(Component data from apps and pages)
——

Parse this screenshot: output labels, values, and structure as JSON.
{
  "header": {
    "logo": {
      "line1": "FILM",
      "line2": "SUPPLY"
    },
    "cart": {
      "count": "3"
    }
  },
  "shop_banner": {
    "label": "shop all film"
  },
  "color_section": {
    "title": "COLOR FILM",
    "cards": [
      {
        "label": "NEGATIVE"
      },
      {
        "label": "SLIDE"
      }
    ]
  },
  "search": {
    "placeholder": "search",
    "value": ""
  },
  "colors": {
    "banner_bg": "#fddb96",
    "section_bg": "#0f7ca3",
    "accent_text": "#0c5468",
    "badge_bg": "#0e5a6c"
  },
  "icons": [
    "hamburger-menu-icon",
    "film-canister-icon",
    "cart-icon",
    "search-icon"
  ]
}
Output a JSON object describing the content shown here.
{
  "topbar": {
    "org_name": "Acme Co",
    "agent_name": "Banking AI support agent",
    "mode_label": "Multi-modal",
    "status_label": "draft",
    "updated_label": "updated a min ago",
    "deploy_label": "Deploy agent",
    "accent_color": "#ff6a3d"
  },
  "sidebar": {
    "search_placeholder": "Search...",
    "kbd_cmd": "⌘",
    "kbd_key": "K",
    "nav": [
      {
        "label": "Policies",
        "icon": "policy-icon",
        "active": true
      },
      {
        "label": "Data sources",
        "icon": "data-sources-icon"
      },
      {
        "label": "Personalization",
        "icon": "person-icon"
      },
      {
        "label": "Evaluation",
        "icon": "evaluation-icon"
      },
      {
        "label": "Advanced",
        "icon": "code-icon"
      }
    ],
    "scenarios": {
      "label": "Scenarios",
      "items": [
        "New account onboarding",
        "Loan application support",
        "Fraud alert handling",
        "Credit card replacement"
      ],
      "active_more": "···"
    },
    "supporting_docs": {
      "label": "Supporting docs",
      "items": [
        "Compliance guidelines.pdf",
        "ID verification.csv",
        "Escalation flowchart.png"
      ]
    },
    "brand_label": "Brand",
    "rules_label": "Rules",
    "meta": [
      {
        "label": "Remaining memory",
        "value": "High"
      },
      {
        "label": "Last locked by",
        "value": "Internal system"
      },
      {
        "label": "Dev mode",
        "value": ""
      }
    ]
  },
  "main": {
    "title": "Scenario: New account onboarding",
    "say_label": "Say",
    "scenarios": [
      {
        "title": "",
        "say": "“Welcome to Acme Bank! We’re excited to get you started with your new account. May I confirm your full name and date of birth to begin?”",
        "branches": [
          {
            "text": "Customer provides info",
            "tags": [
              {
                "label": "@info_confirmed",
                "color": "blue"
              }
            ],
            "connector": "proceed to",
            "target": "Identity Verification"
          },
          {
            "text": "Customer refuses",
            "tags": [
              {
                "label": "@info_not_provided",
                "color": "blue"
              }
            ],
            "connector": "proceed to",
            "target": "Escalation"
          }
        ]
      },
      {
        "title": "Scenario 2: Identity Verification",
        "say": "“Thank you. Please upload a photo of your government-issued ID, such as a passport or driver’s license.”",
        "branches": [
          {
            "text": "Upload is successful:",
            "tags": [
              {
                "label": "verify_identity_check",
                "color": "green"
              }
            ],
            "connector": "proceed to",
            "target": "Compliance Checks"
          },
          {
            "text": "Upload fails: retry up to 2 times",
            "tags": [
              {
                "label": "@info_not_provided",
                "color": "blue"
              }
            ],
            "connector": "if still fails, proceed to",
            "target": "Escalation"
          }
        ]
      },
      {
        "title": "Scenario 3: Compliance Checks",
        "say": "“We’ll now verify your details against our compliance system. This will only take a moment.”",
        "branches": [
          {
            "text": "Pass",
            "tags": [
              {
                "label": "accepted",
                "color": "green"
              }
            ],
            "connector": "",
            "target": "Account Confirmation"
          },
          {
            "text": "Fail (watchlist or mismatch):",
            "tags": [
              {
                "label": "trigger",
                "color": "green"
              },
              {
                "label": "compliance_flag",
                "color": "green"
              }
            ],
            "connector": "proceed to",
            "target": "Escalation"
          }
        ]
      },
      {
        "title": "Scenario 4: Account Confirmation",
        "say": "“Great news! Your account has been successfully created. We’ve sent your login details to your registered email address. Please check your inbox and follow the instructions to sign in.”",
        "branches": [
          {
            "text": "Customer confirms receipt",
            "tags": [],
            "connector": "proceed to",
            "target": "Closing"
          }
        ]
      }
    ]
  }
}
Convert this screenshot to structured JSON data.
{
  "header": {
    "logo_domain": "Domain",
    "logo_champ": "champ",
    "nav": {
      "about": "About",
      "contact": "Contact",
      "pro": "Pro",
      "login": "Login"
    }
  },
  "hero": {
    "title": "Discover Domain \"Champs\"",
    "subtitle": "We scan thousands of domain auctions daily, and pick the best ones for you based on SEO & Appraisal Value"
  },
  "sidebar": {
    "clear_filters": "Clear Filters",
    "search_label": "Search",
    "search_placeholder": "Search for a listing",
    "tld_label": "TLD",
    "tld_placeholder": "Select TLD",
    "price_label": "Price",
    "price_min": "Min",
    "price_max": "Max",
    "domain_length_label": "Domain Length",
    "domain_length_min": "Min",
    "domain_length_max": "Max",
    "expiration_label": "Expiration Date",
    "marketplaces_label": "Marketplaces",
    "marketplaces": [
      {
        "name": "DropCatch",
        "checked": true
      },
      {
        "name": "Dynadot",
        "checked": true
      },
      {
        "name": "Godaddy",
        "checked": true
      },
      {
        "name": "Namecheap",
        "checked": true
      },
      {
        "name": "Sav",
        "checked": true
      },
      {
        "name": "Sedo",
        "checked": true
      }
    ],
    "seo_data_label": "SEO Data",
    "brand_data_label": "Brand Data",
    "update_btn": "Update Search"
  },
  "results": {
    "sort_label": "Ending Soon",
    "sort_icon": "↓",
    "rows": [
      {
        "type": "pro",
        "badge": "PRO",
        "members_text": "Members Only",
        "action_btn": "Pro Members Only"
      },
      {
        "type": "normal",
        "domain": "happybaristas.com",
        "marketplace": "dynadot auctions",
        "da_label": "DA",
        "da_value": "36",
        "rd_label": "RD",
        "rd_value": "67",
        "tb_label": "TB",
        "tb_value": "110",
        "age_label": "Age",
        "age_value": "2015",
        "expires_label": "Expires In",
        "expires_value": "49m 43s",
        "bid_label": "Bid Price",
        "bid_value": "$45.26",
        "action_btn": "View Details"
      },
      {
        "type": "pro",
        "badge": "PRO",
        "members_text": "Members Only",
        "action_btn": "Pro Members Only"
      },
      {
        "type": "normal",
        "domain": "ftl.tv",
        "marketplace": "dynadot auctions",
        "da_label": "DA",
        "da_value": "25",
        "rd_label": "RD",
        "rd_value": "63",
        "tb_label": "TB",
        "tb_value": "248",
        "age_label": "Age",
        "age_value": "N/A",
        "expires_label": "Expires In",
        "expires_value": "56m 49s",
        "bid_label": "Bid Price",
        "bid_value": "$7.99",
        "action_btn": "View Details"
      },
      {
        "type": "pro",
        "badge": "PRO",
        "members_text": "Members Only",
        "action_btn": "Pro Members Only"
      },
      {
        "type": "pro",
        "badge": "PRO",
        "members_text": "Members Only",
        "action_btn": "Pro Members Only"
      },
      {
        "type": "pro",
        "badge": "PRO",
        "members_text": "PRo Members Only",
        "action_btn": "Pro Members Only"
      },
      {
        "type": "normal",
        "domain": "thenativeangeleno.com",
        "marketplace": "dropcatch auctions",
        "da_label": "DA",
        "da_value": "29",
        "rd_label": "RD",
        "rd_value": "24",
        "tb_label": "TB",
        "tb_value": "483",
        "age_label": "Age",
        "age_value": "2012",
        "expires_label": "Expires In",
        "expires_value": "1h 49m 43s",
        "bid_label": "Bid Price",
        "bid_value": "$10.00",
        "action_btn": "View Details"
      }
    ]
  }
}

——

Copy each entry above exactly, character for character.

Parse this screenshot: output labels, values, and structure as JSON.
{
  "header": {
    "logo": {
      "line1": "FILM",
      "line2": "SUPPLY"
    },
    "cart": {
      "count": "3"
    }
  },
  "shop_banner": {
    "label": "shop all film"
  },
  "color_section": {
    "title": "COLOR FILM",
    "cards": [
      {
        "label": "NEGATIVE"
      },
      {
        "label": "SLIDE"
      }
    ]
  },
  "search": {
    "placeholder": "search",
    "value": ""
  },
  "colors": {
    "banner_bg": "#fddb96",
    "section_bg": "#0f7ca3",
    "accent_text": "#0c5468",
    "badge_bg": "#0e5a6c"
  },
  "icons": [
    "hamburger-menu-icon",
    "film-canister-icon",
    "cart-icon",
    "search-icon"
  ]
}
Output a JSON object describing the content shown here.
{
  "topbar": {
    "org_name": "Acme Co",
    "agent_name": "Banking AI support agent",
    "mode_label": "Multi-modal",
    "status_label": "draft",
    "updated_label": "updated a min ago",
    "deploy_label": "Deploy agent",
    "accent_color": "#ff6a3d"
  },
  "sidebar": {
    "search_placeholder": "Search...",
    "kbd_cmd": "⌘",
    "kbd_key": "K",
    "nav": [
      {
        "label": "Policies",
        "icon": "policy-icon",
        "active": true
      },
      {
        "label": "Data sources",
        "icon": "data-sources-icon"
      },
      {
        "label": "Personalization",
        "icon": "person-icon"
      },
      {
        "label": "Evaluation",
        "icon": "evaluation-icon"
      },
      {
        "label": "Advanced",
        "icon": "code-icon"
      }
    ],
    "scenarios": {
      "label": "Scenarios",
      "items": [
        "New account onboarding",
        "Loan application support",
        "Fraud alert handling",
        "Credit card replacement"
      ],
      "active_more": "···"
    },
    "supporting_docs": {
      "label": "Supporting docs",
      "items": [
        "Compliance guidelines.pdf",
        "ID verification.csv",
        "Escalation flowchart.png"
      ]
    },
    "brand_label": "Brand",
    "rules_label": "Rules",
    "meta": [
      {
        "label": "Remaining memory",
        "value": "High"
      },
      {
        "label": "Last locked by",
        "value": "Internal system"
      },
      {
        "label": "Dev mode",
        "value": ""
      }
    ]
  },
  "main": {
    "title": "Scenario: New account onboarding",
    "say_label": "Say",
    "scenarios": [
      {
        "title": "",
        "say": "“Welcome to Acme Bank! We’re excited to get you started with your new account. May I confirm your full name and date of birth to begin?”",
        "branches": [
          {
            "text": "Customer provides info",
            "tags": [
              {
                "label": "@info_confirmed",
                "color": "blue"
              }
            ],
            "connector": "proceed to",
            "target": "Identity Verification"
          },
          {
            "text": "Customer refuses",
            "tags": [
              {
                "label": "@info_not_provided",
                "color": "blue"
              }
            ],
            "connector": "proceed to",
            "target": "Escalation"
          }
        ]
      },
      {
        "title": "Scenario 2: Identity Verification",
        "say": "“Thank you. Please upload a photo of your government-issued ID, such as a passport or driver’s license.”",
        "branches": [
          {
            "text": "Upload is successful:",
            "tags": [
              {
                "label": "verify_identity_check",
                "color": "green"
              }
            ],
            "connector": "proceed to",
            "target": "Compliance Checks"
          },
          {
            "text": "Upload fails: retry up to 2 times",
            "tags": [
              {
                "label": "@info_not_provided",
                "color": "blue"
              }
            ],
            "connector": "if still fails, proceed to",
            "target": "Escalation"
          }
        ]
      },
      {
        "title": "Scenario 3: Compliance Checks",
        "say": "“We’ll now verify your details against our compliance system. This will only take a moment.”",
        "branches": [
          {
            "text": "Pass",
            "tags": [
              {
                "label": "accepted",
                "color": "green"
              }
            ],
            "connector": "",
            "target": "Account Confirmation"
          },
          {
            "text": "Fail (watchlist or mismatch):",
            "tags": [
              {
                "label": "trigger",
                "color": "green"
              },
              {
                "label": "compliance_flag",
                "color": "green"
              }
            ],
            "connector": "proceed to",
            "target": "Escalation"
          }
        ]
      },
      {
        "title": "Scenario 4: Account Confirmation",
        "say": "“Great news! Your account has been successfully created. We’ve sent your login details to your registered email address. Please check your inbox and follow the instructions to sign in.”",
        "branches": [
          {
            "text": "Customer confirms receipt",
            "tags": [],
            "connector": "proceed to",
            "target": "Closing"
          }
        ]
      }
    ]
  }
}
Convert this screenshot to structured JSON data.
{
  "header": {
    "logo_domain": "Domain",
    "logo_champ": "champ",
    "nav": {
      "about": "About",
      "contact": "Contact",
      "pro": "Pro",
      "login": "Login"
    }
  },
  "hero": {
    "title": "Discover Domain \"Champs\"",
    "subtitle": "We scan thousands of domain auctions daily, and pick the best ones for you based on SEO & Appraisal Value"
  },
  "sidebar": {
    "clear_filters": "Clear Filters",
    "search_label": "Search",
    "search_placeholder": "Search for a listing",
    "tld_label": "TLD",
    "tld_placeholder": "Select TLD",
    "price_label": "Price",
    "price_min": "Min",
    "price_max": "Max",
    "domain_length_label": "Domain Length",
    "domain_length_min": "Min",
    "domain_length_max": "Max",
    "expiration_label": "Expiration Date",
    "marketplaces_label": "Marketplaces",
    "marketplaces": [
      {
        "name": "DropCatch",
        "checked": true
      },
      {
        "name": "Dynadot",
        "checked": true
      },
      {
        "name": "Godaddy",
        "checked": true
      },
      {
        "name": "Namecheap",
        "checked": true
      },
      {
        "name": "Sav",
        "checked": true
      },
      {
        "name": "Sedo",
        "checked": true
      }
    ],
    "seo_data_label": "SEO Data",
    "brand_data_label": "Brand Data",
    "update_btn": "Update Search"
  },
  "results": {
    "sort_label": "Ending Soon",
    "sort_icon": "↓",
    "rows": [
      {
        "type": "pro",
        "badge": "PRO",
        "members_text": "Members Only",
        "action_btn": "Pro Members Only"
      },
      {
        "type": "normal",
        "domain": "happybaristas.com",
        "marketplace": "dynadot auctions",
        "da_label": "DA",
        "da_value": "36",
        "rd_label": "RD",
        "rd_value": "67",
        "tb_label": "TB",
        "tb_value": "110",
        "age_label": "Age",
        "age_value": "2015",
        "expires_label": "Expires In",
        "expires_value": "49m 43s",
        "bid_label": "Bid Price",
        "bid_value": "$45.26",
        "action_btn": "View Details"
      },
      {
        "type": "pro",
        "badge": "PRO",
        "members_text": "Members Only",
        "action_btn": "Pro Members Only"
      },
      {
        "type": "normal",
        "domain": "ftl.tv",
        "marketplace": "dynadot auctions",
        "da_label": "DA",
        "da_value": "25",
        "rd_label": "RD",
        "rd_value": "63",
        "tb_label": "TB",
        "tb_value": "248",
        "age_label": "Age",
        "age_value": "N/A",
        "expires_label": "Expires In",
        "expires_value": "56m 49s",
        "bid_label": "Bid Price",
        "bid_value": "$7.99",
        "action_btn": "View Details"
      },
      {
        "type": "pro",
        "badge": "PRO",
        "members_text": "Members Only",
        "action_btn": "Pro Members Only"
      },
      {
        "type": "pro",
        "badge": "PRO",
        "members_text": "Members Only",
        "action_btn": "Pro Members Only"
      },
      {
        "type": "pro",
        "badge": "PRO",
        "members_text": "PRo Members Only",
        "action_btn": "Pro Members Only"
      },
      {
        "type": "normal",
        "domain": "thenativeangeleno.com",
        "marketplace": "dropcatch auctions",
        "da_label": "DA",
        "da_value": "29",
        "rd_label": "RD",
        "rd_value": "24",
        "tb_label": "TB",
        "tb_value": "483",
        "age_label": "Age",
        "age_value": "2012",
        "expires_label": "Expires In",
        "expires_value": "1h 49m 43s",
        "bid_label": "Bid Price",
        "bid_value": "$10.00",
        "action_btn": "View Details"
      }
    ]
  }
}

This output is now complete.